Carlo Giacosa Barbera d'Alba Mucin 2006
The Carlo Giacosa Winery, run by the family for four generations, is situated in Barbaresco, home to some of Italy’s most prestigious wines, and possesses a lovely view over the village’s medieval tower and the Tanaro Valley. Donato Giacosa, Carlo’s father, founded the winery and, as an expert vine grafter, working both for his own and surrounding estates, encouraged the development of the area’s immaculately geometrical vineyards and, as a consequence, helped shape the very hills of Barbaresco. Carlo, together with his wife Carla, continued in the family tradition, cultivating his roots along with those of his vines. Carlo has developed the winery through the years, aiming always for the highest quality in his wines. Now, it is Maria Grazia’s turn, the latest Giacosa to run the firm. She works alongside Carlo, her dad, and Luca, her son. The Giacosa family history is inextricably a wine-making one. Through the years, they have seen the arrival of research papers for sale new technologies, they have built bigger winery buildings and have designed new labels for their products. But the wines themselves are still, as they have always been, the proof of the Giacosa’s family passion for the work that they do.

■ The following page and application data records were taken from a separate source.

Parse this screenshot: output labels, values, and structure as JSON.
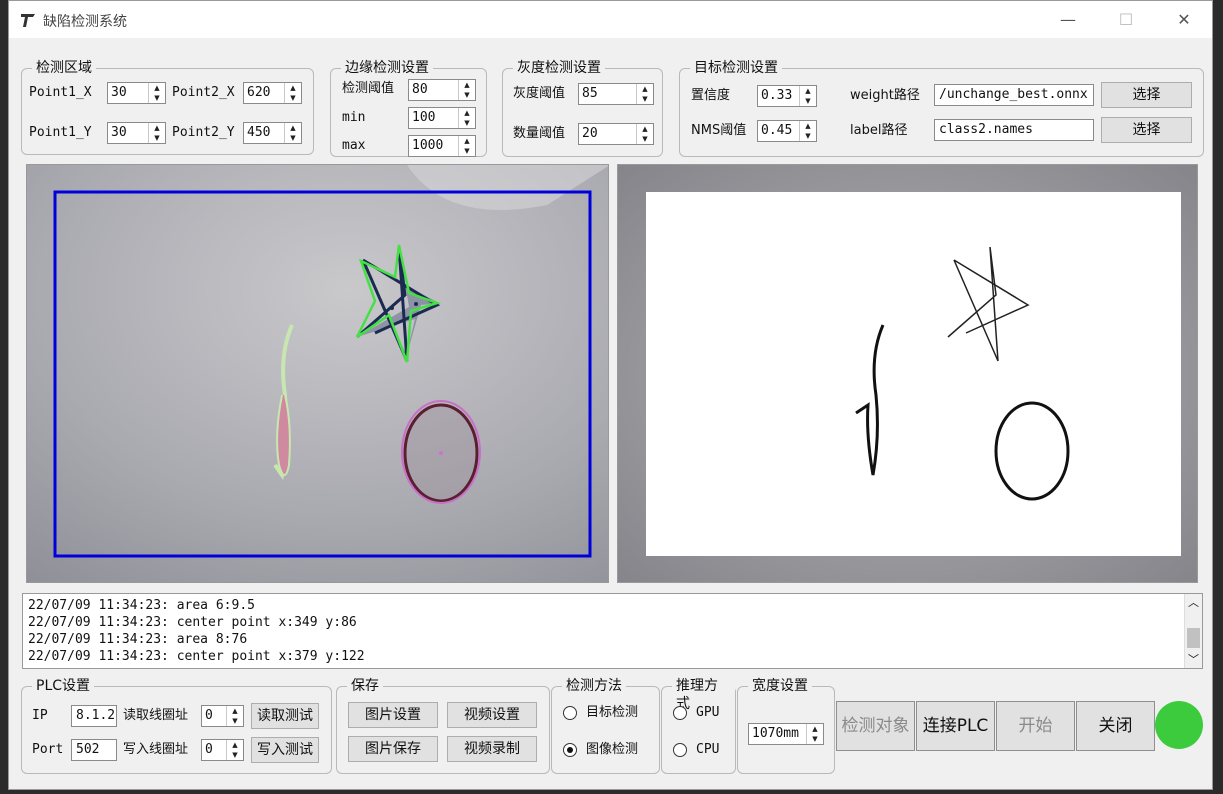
{
  "window": {
    "title": "缺陷检测系统",
    "min_glyph": "—",
    "max_glyph": "☐",
    "close_glyph": "✕"
  },
  "region": {
    "title": "检测区域",
    "p1x_label": "Point1_X",
    "p1x_value": "30",
    "p2x_label": "Point2_X",
    "p2x_value": "620",
    "p1y_label": "Point1_Y",
    "p1y_value": "30",
    "p2y_label": "Point2_Y",
    "p2y_value": "450"
  },
  "edge": {
    "title": "边缘检测设置",
    "thresh_label": "检测阈值",
    "thresh_value": "80",
    "min_label": "min",
    "min_value": "100",
    "max_label": "max",
    "max_value": "1000"
  },
  "gray": {
    "title": "灰度检测设置",
    "thresh_label": "灰度阈值",
    "thresh_value": "85",
    "count_label": "数量阈值",
    "count_value": "20"
  },
  "target": {
    "title": "目标检测设置",
    "conf_label": "置信度",
    "conf_value": "0.33",
    "nms_label": "NMS阈值",
    "nms_value": "0.45",
    "weight_label": "weight路径",
    "weight_value": "/unchange_best.onnx",
    "label_label": "label路径",
    "label_value": "class2.names",
    "select_label": "选择"
  },
  "log": {
    "lines": [
      "22/07/09 11:34:23: area 6:9.5",
      "22/07/09 11:34:23: center point x:349 y:86",
      "22/07/09 11:34:23: area 8:76",
      "22/07/09 11:34:23: center point x:379 y:122"
    ]
  },
  "plc": {
    "title": "PLC设置",
    "ip_label": "IP",
    "ip_value": "8.1.2",
    "read_label": "读取线圈址",
    "read_value": "0",
    "read_btn": "读取测试",
    "port_label": "Port",
    "port_value": "502",
    "write_label": "写入线圈址",
    "write_value": "0",
    "write_btn": "写入测试"
  },
  "save": {
    "title": "保存",
    "img_settings": "图片设置",
    "video_settings": "视频设置",
    "img_save": "图片保存",
    "video_record": "视频录制"
  },
  "method": {
    "title": "检测方法",
    "target": "目标检测",
    "image": "图像检测",
    "selected": "image"
  },
  "infer": {
    "title": "推理方式",
    "gpu": "GPU",
    "cpu": "CPU"
  },
  "width": {
    "title": "宽度设置",
    "value": "1070mm"
  },
  "actions": {
    "detect": "检测对象",
    "connect": "连接PLC",
    "start": "开始",
    "close": "关闭"
  },
  "colors": {
    "status": "#3ccb3c",
    "roi": "#0000dd",
    "accent_green": "#44e044",
    "accent_pink": "#c86fc8"
  }
}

In a sense, “Alba” is a catch-all phrase, and includes the declassified Nebbiolo wines made in Barolo and Barbaresco, as well as the Nebbiolo grown just outside of these regions’ borders. In fact, Nebbiolo d’Alba is a softer, less tannic and more fruit-forward wine ready to drink within just a couple years of bottling. It is a great place to start if you want to begin to understand the grape. Likewise, the even broader category of Langhe Nebbiolo offers approachable and value-driven options as well.
Barbera, planted alongside Nebbiolo in the surrounding hills, and referred to as Barbera d’Alba, takes on a more powerful and concentrated personality compared to its counterparts in Asti.

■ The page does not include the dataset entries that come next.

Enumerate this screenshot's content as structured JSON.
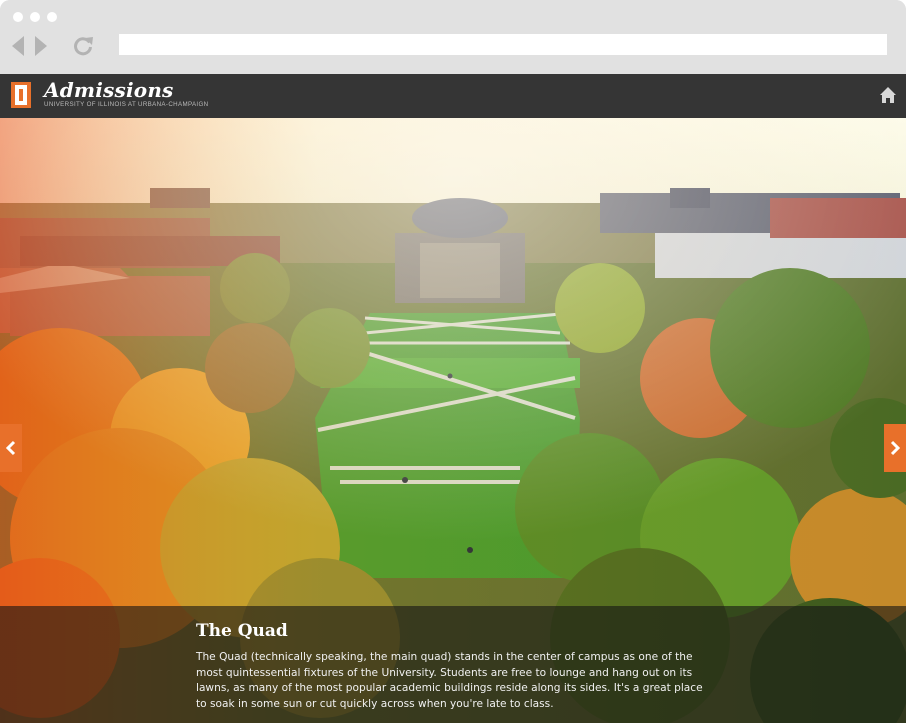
{
  "browser": {
    "address_value": "",
    "icons": [
      "back-icon",
      "forward-icon",
      "reload-icon"
    ]
  },
  "header": {
    "title": "Admissions",
    "subtitle": "UNIVERSITY OF ILLINOIS AT URBANA-CHAMPAIGN",
    "home_icon": "home-icon",
    "background": "#353535"
  },
  "slide": {
    "title": "The Quad",
    "description": "The Quad (technically speaking, the main quad) stands in the center of campus as one of the most quintessential fixtures of the University. Students are free to lounge and hang out on its lawns, as many of the most popular academic buildings reside along its sides. It's a great place to soak in some sun or cut quickly across when you're late to class.",
    "prev_icon": "chevron-left-icon",
    "next_icon": "chevron-right-icon"
  },
  "colors": {
    "accent": "#e8702a",
    "chrome": "#e1e1e1"
  }
}
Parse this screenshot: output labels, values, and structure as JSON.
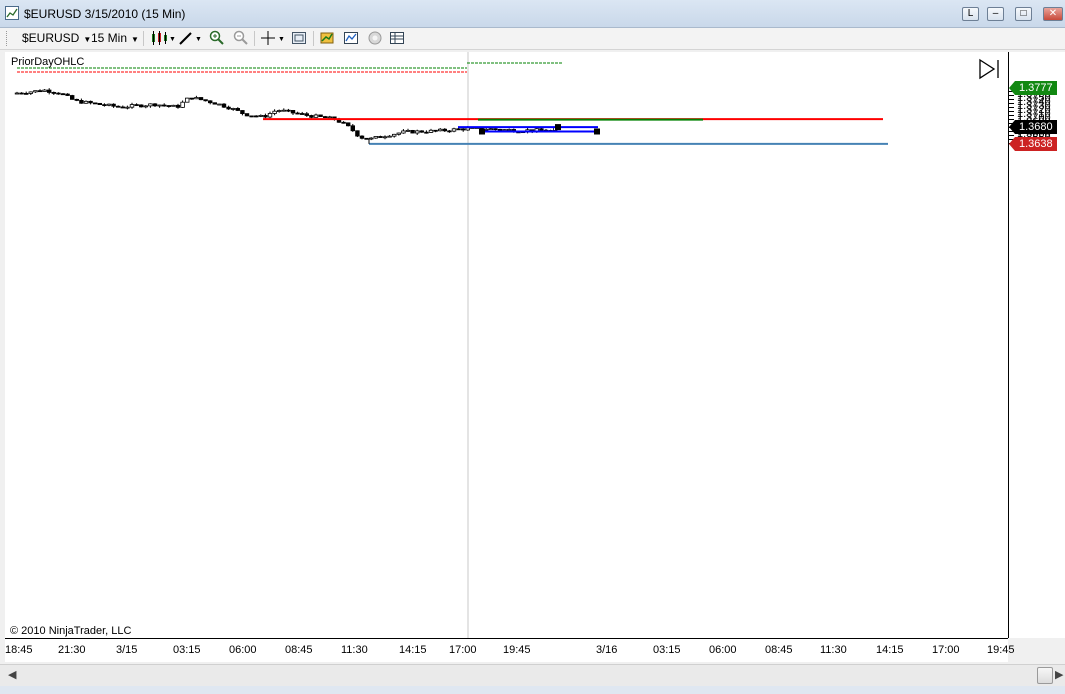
{
  "window": {
    "title": "$EURUSD  3/15/2010 (15 Min)",
    "buttons": {
      "lock": "L",
      "minimize": "–",
      "maximize": "□",
      "close": "✕"
    }
  },
  "toolbar": {
    "instrument": "$EURUSD",
    "interval": "15 Min"
  },
  "chart": {
    "indicator_label": "PriorDayOHLC",
    "copyright": "© 2010 NinjaTrader, LLC",
    "colors": {
      "up": "#ffffff",
      "down": "#000000",
      "prior_close": "#ff0000",
      "prior_open": "#008000",
      "prior_low": "#4682b4",
      "box": "#0000ff"
    },
    "y_axis": {
      "labels": [
        "1.3770",
        "1.3760",
        "1.3750",
        "1.3740",
        "1.3730",
        "1.3720",
        "1.3710",
        "1.3700",
        "1.3690",
        "1.3680",
        "1.3670",
        "1.3660",
        "1.3650",
        "1.3640"
      ],
      "high_tag": "1.3777",
      "last_tag": "1.3680",
      "low_tag": "1.3638"
    },
    "x_axis": {
      "labels": [
        "18:45",
        "21:30",
        "3/15",
        "03:15",
        "06:00",
        "08:45",
        "11:30",
        "14:15",
        "17:00",
        "19:45",
        "3/16",
        "03:15",
        "06:00",
        "08:45",
        "11:30",
        "14:15",
        "17:00",
        "19:45"
      ]
    }
  }
}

Dolcetto is ubiquitous here and, known as Dolcetto d'Alba, can be found casually served alongside antipasti on the tables of Alba’s cafes and wine bars.
Not surprisingly, given its location, Alba is recognized as one of Italy’s premiere culinary destinations and is the home of the fall truffle fair, which attracts visitors from worldwide every year.

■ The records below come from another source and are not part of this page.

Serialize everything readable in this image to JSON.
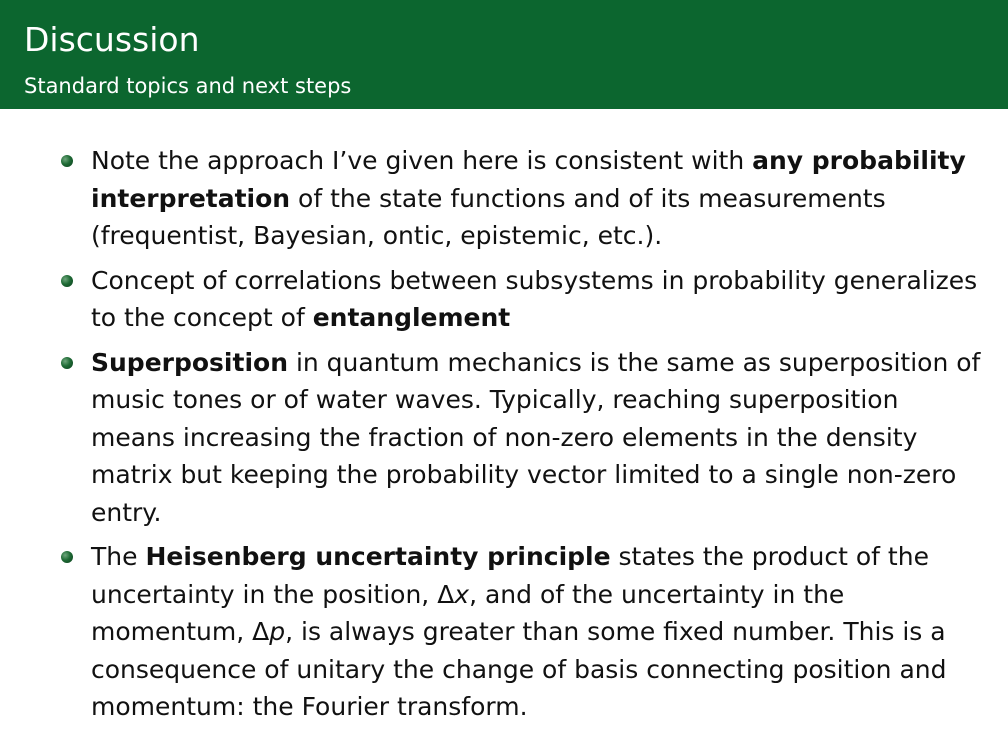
{
  "slide": {
    "title": "Discussion",
    "subtitle": "Standard topics and next steps",
    "header_color": "#0c662f"
  },
  "bullets": [
    {
      "lines": [
        [
          {
            "text": "Note the approach I’ve given here is consistent with "
          },
          {
            "text": "any probability",
            "bold": true
          }
        ],
        [
          {
            "text": "interpretation",
            "bold": true
          },
          {
            "text": " of the state functions and of its measurements"
          }
        ],
        [
          {
            "text": "(frequentist, Bayesian, ontic, epistemic, etc.)."
          }
        ]
      ]
    },
    {
      "lines": [
        [
          {
            "text": "Concept of correlations between subsystems in probability generalizes"
          }
        ],
        [
          {
            "text": "to the concept of "
          },
          {
            "text": "entanglement",
            "bold": true
          }
        ]
      ]
    },
    {
      "lines": [
        [
          {
            "text": "Superposition",
            "bold": true
          },
          {
            "text": " in quantum mechanics is the same as superposition of"
          }
        ],
        [
          {
            "text": "music tones or of water waves.  Typically, reaching superposition"
          }
        ],
        [
          {
            "text": "means increasing the fraction of non-zero elements in the density"
          }
        ],
        [
          {
            "text": "matrix but keeping the probability vector limited to a single non-zero"
          }
        ],
        [
          {
            "text": "entry."
          }
        ]
      ]
    },
    {
      "lines": [
        [
          {
            "text": "The "
          },
          {
            "text": "Heisenberg uncertainty principle",
            "bold": true
          },
          {
            "text": " states the product of the"
          }
        ],
        [
          {
            "text": "uncertainty in the position, "
          },
          {
            "text": "Δ"
          },
          {
            "text": "x",
            "math": true
          },
          {
            "text": ", and of the uncertainty in the"
          }
        ],
        [
          {
            "text": "momentum, "
          },
          {
            "text": "Δ"
          },
          {
            "text": "p",
            "math": true
          },
          {
            "text": ", is always greater than some fixed number.  This is a"
          }
        ],
        [
          {
            "text": "consequence of unitary the change of basis connecting position and"
          }
        ],
        [
          {
            "text": "momentum:  the Fourier transform."
          }
        ]
      ]
    }
  ]
}
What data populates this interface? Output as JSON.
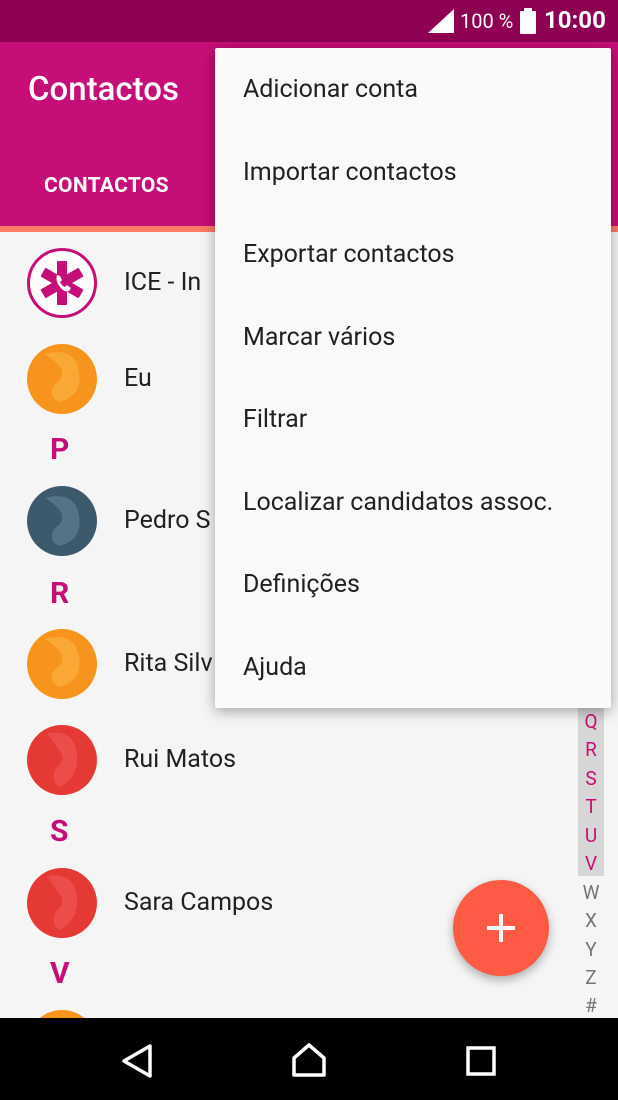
{
  "status_bar": {
    "battery_percent": "100 %",
    "time": "10:00"
  },
  "app_bar": {
    "title": "Contactos",
    "tab_label": "CONTACTOS"
  },
  "contacts": {
    "ice": "ICE - In",
    "me": "Eu",
    "section_p": "P",
    "pedro": "Pedro S",
    "section_r": "R",
    "rita": "Rita Silv",
    "rui": "Rui Matos",
    "section_s": "S",
    "sara": "Sara Campos",
    "section_v": "V"
  },
  "alpha_index": [
    "Q",
    "R",
    "S",
    "T",
    "U",
    "V",
    "W",
    "X",
    "Y",
    "Z",
    "#"
  ],
  "overflow_menu": {
    "items": [
      "Adicionar conta",
      "Importar contactos",
      "Exportar contactos",
      "Marcar vários",
      "Filtrar",
      "Localizar candidatos assoc.",
      "Definições",
      "Ajuda"
    ]
  },
  "colors": {
    "status_bar": "#8e0052",
    "app_bar": "#c60e78",
    "tab_indicator": "#ff7a67",
    "accent": "#c60e78",
    "fab": "#ff5a43"
  },
  "icons": {
    "fab": "plus-icon",
    "nav_back": "back-triangle-icon",
    "nav_home": "home-icon",
    "nav_recents": "recents-square-icon"
  }
}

Friendly and approachable, Barbera produces wines in a wide range of styles, from youthful, fresh and fruity to serious, structured and age-worthy. Piedmont is the most famous source of Barbera; those from Asti and Alba garner the most praise. Barbera actually can adapt to many climates and enjoys success in some New World regions. Somm Secret—In the past it wasn’t common or even accepted to age Barbera in oak but today both styles—oaked and unoaked—abound and in fact most Piedmontese producers today produce both styles.